Ben Mauro: It was really cool and i thought Weta Digital did such an awesome job visualizing that whole setting. We went back and forth quite a bit on the setting side of things. The comic book is a bit more jungle-like, so we explored a lush tropical forest and more of a sandy/rocky beach setting. It went back and forth a few times but ended up more with the tropical beach like setting with all the shells and Santorini-looking structures that Marc came up with which i thought looked great. It just has a really unique look to it and works really well, especially in the context of the rest of the film.
vfxblog: You’re involved early, because you’re designing the film, but what kind of interaction did you also have during filming and post production?
Ben Mauro: Early on i was working with Luc directly, we would have a Skype meeting each week and he would just give me a big list of things he wanted me to work on. It was up to me what i wanted to tackle, whichever task i was most excited about most. Once it got more into production, things shifted towards locking down final designs and detailing/refining them to be ready to be handed off to the costume or VFX dept.
Being that involved it helped to get a better idea what needed to be designed, who it was going to and what they needed from me to make sure they could do their job as everything started to get built and finalized. Then you see it get built and how it is used in a scene with the actors, it really helped me understand the pipeline more every step of the way. I would have loved to sculpt all of my designs in ZBrush and take them even further from 2D but it just wouldn’t have been physically possible with the amount of things that needed to be done so it was cool to see how everything got built and finalized in VFX for the film.
vfxblog: I think these days there’s more and more of a recognition of how much goes into the design of these films, especially with ‘art of’ books. How do you feel about that?
Ben Mauro: Yeah, it’s really cool. Valerian was the first time that I’ve seen the concept artists put out front so much in the marketing of the project and also given a single card credit at the end of a film like that. Luc put the concept artists right behind him, the producer, and Jean-Claude Mézières [who co-created the Valerian comic books], I am still picking my jaw up off the floor. So for me, it was really cool to see this happen because usually we are buried underneath catering and janitors if we are lucky.

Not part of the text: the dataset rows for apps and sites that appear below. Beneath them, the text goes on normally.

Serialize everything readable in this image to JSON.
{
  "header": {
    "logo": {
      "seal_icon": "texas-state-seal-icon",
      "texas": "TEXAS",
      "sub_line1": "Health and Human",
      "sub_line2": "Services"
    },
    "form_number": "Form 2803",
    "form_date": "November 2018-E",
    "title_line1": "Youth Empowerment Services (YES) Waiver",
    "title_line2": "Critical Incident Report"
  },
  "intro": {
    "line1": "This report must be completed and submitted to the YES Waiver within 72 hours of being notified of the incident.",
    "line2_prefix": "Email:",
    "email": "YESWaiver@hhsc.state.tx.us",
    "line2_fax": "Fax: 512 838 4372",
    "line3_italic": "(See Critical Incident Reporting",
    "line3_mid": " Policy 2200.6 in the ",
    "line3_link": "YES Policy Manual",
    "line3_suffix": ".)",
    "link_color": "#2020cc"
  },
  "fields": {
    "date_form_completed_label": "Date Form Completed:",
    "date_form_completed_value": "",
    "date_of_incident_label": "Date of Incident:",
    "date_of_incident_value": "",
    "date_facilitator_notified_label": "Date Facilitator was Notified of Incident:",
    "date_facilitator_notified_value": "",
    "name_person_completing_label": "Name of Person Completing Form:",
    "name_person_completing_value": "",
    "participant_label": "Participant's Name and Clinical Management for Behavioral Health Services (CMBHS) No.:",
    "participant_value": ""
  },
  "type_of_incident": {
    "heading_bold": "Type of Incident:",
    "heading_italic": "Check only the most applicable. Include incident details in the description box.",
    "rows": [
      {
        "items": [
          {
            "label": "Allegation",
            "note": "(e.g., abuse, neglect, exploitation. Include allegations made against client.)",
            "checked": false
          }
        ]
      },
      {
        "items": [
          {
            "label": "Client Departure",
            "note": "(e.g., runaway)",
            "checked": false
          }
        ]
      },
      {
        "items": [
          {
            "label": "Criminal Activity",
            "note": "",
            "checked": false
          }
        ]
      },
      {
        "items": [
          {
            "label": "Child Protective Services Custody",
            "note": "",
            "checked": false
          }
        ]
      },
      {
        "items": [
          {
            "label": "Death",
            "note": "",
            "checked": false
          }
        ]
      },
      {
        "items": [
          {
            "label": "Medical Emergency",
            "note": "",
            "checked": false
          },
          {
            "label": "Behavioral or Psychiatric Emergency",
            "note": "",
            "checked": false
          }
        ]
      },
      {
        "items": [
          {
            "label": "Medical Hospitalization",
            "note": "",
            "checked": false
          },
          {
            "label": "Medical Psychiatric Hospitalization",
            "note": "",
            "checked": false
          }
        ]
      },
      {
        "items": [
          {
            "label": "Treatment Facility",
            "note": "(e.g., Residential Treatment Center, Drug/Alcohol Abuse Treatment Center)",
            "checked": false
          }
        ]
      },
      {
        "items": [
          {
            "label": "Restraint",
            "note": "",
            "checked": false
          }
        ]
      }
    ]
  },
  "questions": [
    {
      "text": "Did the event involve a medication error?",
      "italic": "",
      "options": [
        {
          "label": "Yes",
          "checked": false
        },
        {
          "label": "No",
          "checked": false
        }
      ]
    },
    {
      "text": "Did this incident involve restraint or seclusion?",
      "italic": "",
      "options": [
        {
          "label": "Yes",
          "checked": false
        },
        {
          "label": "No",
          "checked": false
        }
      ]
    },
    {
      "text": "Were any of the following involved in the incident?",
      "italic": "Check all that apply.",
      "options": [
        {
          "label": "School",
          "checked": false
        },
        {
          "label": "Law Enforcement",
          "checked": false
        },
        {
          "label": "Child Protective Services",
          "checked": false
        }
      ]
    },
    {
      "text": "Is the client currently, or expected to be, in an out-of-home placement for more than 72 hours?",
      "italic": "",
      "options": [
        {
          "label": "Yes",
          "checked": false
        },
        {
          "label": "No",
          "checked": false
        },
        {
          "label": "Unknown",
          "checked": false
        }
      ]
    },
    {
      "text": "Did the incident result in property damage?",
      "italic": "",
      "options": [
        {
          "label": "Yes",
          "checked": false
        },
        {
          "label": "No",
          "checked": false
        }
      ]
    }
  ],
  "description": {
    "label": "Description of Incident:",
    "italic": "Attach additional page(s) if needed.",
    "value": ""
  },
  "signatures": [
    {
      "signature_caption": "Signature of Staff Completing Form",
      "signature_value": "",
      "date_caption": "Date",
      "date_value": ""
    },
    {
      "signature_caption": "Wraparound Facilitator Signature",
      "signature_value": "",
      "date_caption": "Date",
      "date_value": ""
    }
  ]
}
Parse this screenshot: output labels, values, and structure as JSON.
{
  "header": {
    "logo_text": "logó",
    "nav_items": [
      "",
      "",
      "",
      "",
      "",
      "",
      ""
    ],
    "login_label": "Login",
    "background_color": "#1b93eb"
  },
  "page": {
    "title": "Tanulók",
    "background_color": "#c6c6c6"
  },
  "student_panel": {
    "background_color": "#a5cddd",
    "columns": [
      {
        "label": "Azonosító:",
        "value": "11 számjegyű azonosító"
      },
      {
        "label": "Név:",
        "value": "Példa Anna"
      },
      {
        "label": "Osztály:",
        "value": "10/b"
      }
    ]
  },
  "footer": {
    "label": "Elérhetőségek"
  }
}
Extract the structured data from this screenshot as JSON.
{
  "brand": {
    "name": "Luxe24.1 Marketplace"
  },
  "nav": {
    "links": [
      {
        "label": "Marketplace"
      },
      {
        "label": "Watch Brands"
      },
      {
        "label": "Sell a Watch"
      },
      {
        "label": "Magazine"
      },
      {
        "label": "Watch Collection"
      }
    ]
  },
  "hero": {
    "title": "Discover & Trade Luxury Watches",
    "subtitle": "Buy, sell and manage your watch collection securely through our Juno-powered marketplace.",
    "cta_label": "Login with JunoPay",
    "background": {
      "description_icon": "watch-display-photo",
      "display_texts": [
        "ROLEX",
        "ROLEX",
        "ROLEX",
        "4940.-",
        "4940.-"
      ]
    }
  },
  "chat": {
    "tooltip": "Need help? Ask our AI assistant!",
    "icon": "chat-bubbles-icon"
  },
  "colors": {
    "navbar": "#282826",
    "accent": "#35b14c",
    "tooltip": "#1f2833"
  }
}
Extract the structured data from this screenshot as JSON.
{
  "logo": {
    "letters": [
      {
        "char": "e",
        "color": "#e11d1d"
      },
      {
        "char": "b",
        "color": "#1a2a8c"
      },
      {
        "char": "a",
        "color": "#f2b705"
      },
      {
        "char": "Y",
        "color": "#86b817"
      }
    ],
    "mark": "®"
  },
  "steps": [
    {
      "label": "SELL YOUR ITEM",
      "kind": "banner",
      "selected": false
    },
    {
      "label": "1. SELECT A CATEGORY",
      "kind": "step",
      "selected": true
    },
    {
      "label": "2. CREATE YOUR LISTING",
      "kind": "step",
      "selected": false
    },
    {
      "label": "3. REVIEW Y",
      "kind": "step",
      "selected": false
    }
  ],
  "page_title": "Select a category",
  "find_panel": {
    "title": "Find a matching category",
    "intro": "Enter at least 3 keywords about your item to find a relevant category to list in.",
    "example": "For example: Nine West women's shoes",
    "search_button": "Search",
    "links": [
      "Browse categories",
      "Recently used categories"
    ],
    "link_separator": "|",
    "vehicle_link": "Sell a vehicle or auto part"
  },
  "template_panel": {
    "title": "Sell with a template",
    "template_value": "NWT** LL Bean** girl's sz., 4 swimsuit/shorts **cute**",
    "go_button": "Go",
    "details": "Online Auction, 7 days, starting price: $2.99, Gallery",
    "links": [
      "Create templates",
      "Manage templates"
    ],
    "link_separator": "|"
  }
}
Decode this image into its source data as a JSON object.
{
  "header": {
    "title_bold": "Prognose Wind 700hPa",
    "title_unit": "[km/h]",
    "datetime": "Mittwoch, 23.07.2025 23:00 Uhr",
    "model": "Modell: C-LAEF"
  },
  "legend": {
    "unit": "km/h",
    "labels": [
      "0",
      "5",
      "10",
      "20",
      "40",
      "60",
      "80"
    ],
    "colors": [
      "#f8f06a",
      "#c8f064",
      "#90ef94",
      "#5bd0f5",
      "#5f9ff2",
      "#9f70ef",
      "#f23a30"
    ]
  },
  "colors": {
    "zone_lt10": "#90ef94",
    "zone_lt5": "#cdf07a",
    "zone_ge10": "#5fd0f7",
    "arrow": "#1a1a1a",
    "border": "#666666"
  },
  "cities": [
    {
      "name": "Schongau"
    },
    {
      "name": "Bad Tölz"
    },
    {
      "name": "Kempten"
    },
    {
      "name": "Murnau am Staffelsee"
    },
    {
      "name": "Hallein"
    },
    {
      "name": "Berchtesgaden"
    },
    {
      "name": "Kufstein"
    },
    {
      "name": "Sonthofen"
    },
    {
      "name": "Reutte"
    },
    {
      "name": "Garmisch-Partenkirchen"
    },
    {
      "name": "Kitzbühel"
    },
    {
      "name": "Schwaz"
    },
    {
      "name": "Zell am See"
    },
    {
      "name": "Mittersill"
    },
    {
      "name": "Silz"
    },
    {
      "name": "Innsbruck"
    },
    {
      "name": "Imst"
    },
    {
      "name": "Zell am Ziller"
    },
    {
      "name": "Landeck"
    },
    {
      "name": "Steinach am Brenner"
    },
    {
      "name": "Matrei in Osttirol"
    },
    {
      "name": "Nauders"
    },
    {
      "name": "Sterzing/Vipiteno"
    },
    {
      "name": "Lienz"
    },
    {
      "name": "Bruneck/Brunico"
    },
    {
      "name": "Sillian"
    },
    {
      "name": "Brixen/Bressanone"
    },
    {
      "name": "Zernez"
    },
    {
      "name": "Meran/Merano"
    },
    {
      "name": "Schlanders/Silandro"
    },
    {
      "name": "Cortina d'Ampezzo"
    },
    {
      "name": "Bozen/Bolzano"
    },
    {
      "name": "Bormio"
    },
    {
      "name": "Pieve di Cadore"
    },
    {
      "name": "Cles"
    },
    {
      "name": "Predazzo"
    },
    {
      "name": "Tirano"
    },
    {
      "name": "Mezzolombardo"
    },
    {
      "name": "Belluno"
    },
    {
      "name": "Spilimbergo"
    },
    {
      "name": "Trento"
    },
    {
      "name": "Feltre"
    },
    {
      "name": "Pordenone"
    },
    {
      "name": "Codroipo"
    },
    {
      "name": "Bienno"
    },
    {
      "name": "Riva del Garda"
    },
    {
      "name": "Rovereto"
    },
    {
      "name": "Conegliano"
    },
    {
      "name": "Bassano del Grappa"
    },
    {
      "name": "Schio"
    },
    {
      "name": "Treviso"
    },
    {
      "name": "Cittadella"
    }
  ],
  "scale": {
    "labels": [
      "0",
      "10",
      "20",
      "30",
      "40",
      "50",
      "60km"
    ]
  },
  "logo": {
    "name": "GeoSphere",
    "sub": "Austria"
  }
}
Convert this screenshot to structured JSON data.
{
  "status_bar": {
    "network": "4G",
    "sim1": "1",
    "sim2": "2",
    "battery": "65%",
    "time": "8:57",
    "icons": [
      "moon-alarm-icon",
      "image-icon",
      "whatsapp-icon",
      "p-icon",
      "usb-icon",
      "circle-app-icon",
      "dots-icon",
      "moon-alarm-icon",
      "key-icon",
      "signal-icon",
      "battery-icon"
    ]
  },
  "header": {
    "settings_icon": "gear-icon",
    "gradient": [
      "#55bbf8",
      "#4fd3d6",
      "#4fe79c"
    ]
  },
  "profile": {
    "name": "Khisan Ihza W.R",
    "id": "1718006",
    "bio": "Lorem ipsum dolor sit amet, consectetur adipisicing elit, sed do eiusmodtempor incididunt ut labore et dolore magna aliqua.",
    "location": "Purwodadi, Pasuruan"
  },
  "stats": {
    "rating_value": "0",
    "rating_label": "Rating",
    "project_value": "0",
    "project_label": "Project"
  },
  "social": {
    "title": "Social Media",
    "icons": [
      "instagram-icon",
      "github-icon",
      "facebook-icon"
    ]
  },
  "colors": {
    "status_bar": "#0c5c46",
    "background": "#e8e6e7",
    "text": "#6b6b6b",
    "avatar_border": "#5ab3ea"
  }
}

vfxblog: Can you remember any little details that you put in to your designs that people might not know about, like Easter eggs?
Ben Mauro: There’s definitely some in the Big Market. I tried to do something to memorialize Moebius, being such a fan of his work and also because him and Mezieres were friends and both worked on The Fifth Element together. So I was trying to get something in there but I don’t think that made the cut, but there’s definitely a couple Fifth Element things in there.
vfxblog: Come on, you’ve got to tell me what it is.
Ben Mauro: Marc did one in Big Market that was in the scene where Valerian’s being chased by Igon Siruss guards and they’re initially sitting at a bar drinking something and the bar is called ‘Korben’s’, so maybe Korben Dallas from The Fifth Element has some sort of bar in the future at this market. Also if you pause the film during some of the fly-throughs there should be a few advertisements on the billboards such as ‘Korben Taxi Service’, ‘Ruby Rod’, and maybe a couple things advertising the ‘Diva’ as though she’s still singing operas in this universe too. You definitely need to wait till the DVD is out to be able to pause and find everything since it goes by so fast. I’m not sure if anything else made it through, but those are some that I tried to put in there. It definitely wasn’t planned, it just came up when i was working on the project and thought ‘Would it be funny/cool if …” Luc liked the idea and let some things go into the film.
Find out more about THU TV at https://trojan-unicorn.com/tv.